The answer must consist of every line from the entries that holds the word "time".

(Component data from apps and pages)
===
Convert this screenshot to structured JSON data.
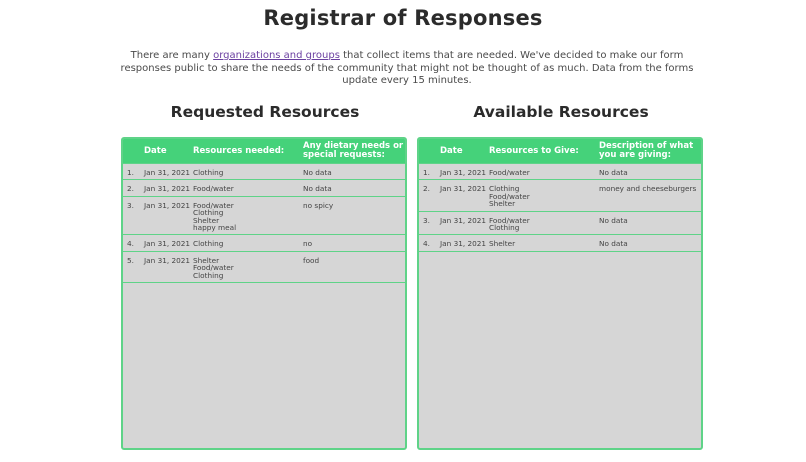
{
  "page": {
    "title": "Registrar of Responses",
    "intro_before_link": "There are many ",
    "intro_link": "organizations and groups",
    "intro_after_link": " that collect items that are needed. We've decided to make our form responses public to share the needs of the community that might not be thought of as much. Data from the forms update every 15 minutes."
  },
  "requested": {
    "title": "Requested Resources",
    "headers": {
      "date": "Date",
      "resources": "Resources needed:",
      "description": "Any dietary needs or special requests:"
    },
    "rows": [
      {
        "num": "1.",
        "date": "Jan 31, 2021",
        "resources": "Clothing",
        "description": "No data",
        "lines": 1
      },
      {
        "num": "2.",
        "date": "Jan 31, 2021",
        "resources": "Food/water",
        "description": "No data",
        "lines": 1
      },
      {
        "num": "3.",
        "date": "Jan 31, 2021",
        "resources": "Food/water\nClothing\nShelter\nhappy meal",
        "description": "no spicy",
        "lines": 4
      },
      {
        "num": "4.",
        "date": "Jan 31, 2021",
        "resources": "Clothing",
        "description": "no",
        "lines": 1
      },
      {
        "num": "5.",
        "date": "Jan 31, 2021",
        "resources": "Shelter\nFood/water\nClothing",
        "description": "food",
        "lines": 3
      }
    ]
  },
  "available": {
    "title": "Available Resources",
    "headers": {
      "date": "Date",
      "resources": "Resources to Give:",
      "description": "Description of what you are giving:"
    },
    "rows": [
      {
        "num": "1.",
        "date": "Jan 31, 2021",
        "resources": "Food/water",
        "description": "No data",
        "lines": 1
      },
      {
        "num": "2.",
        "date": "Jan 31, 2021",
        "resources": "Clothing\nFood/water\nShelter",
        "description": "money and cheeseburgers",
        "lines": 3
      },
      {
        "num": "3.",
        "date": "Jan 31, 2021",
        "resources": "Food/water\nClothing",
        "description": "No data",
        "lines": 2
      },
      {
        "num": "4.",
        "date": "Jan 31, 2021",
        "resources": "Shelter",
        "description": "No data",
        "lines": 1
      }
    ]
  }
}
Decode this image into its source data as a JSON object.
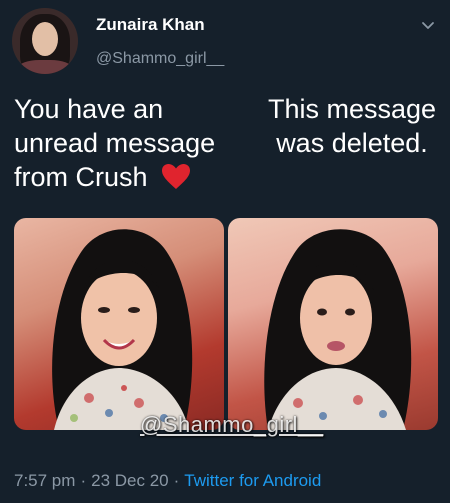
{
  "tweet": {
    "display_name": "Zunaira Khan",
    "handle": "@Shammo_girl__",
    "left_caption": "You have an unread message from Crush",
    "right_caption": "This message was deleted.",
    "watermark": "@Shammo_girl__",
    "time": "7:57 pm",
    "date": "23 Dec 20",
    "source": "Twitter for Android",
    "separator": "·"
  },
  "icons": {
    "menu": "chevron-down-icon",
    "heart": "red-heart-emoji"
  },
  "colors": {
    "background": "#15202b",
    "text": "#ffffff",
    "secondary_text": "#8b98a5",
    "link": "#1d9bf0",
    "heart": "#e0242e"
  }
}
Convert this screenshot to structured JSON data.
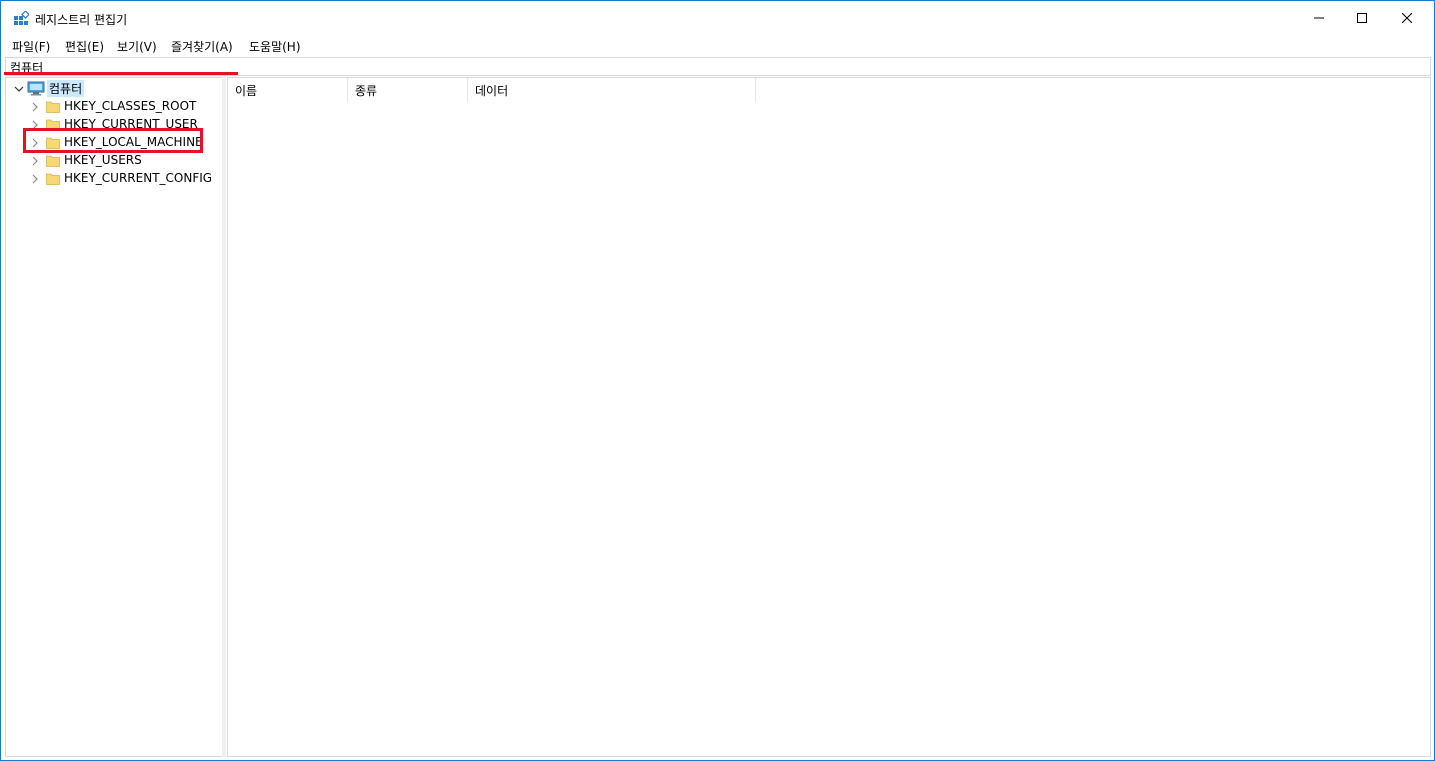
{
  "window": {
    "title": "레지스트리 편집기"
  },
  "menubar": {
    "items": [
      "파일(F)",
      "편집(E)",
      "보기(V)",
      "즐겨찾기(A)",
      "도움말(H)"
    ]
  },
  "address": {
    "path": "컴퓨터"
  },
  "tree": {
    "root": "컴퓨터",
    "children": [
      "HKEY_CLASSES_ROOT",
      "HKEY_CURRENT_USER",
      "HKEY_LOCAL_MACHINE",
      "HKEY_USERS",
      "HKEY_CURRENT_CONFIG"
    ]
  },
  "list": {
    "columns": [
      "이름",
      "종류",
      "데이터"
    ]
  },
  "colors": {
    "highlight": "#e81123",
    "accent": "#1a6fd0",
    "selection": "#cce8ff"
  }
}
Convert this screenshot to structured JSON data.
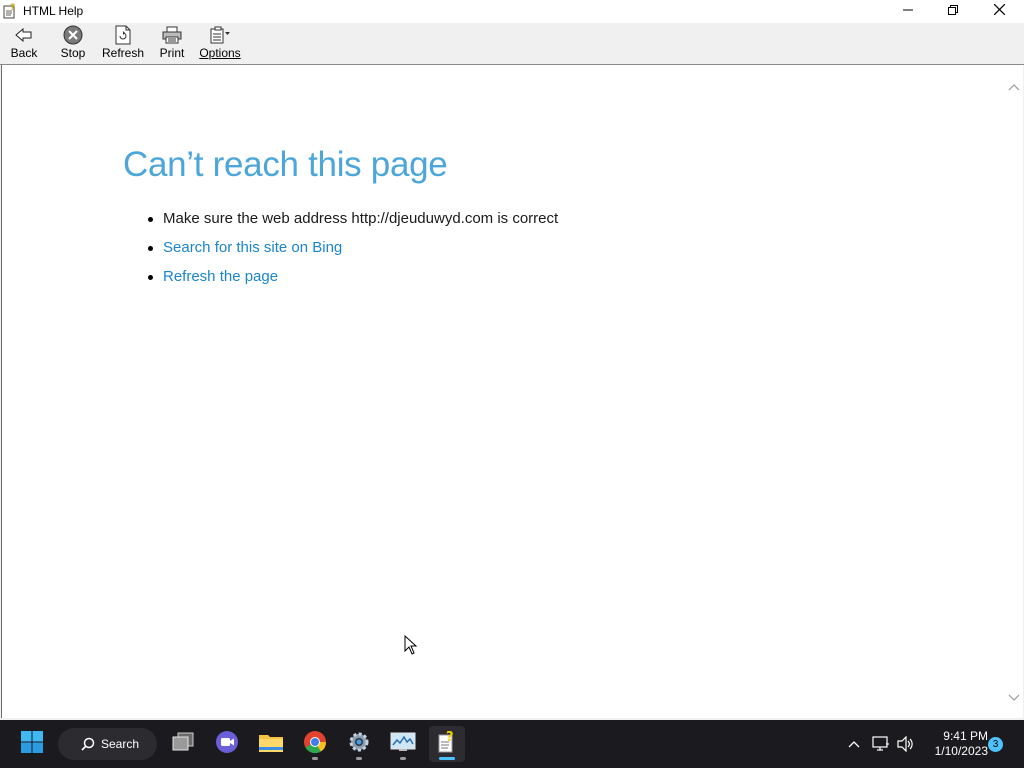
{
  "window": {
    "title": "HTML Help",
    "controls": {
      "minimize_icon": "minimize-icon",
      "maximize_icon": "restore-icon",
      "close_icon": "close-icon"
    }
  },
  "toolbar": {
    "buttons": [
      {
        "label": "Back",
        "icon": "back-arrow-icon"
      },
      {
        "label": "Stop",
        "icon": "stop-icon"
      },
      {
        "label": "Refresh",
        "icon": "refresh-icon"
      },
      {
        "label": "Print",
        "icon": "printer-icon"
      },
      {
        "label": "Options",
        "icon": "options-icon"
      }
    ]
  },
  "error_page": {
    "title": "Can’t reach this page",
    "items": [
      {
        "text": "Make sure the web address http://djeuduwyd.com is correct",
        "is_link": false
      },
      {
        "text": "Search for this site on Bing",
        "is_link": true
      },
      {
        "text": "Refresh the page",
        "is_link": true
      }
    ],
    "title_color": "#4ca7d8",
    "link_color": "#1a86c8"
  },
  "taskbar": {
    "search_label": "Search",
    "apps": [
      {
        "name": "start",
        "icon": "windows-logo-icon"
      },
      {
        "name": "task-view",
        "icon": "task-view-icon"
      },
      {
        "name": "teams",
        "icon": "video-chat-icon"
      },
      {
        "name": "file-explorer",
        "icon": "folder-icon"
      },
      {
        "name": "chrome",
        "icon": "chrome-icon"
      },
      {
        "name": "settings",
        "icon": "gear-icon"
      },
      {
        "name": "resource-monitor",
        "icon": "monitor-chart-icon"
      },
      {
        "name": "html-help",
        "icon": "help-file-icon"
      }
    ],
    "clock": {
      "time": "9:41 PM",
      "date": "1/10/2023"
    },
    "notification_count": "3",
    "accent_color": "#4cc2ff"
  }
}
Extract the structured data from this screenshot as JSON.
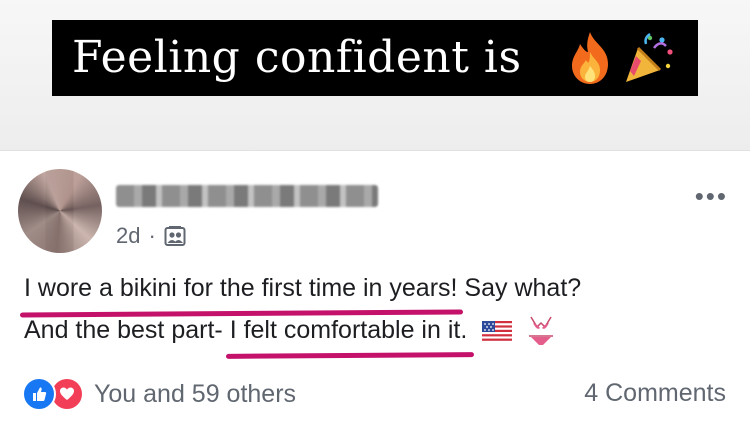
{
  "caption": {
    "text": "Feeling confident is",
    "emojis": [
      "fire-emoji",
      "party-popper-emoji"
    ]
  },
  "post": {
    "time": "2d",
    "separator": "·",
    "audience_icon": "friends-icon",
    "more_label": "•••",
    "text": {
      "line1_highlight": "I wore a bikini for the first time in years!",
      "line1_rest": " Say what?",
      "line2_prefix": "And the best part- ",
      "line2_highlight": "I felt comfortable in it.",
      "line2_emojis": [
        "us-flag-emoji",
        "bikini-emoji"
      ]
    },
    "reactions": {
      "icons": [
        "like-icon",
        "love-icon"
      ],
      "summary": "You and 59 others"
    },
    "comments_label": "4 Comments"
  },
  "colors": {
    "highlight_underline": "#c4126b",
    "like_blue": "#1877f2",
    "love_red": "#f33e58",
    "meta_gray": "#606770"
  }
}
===
SOLUTION FOR THIS EXERCISE
    "time": "7:57 pm",
      "time": "9:41 PM",
    "time": "2d",
      "line1_highlight": "I wore a bikini for the first time in years!",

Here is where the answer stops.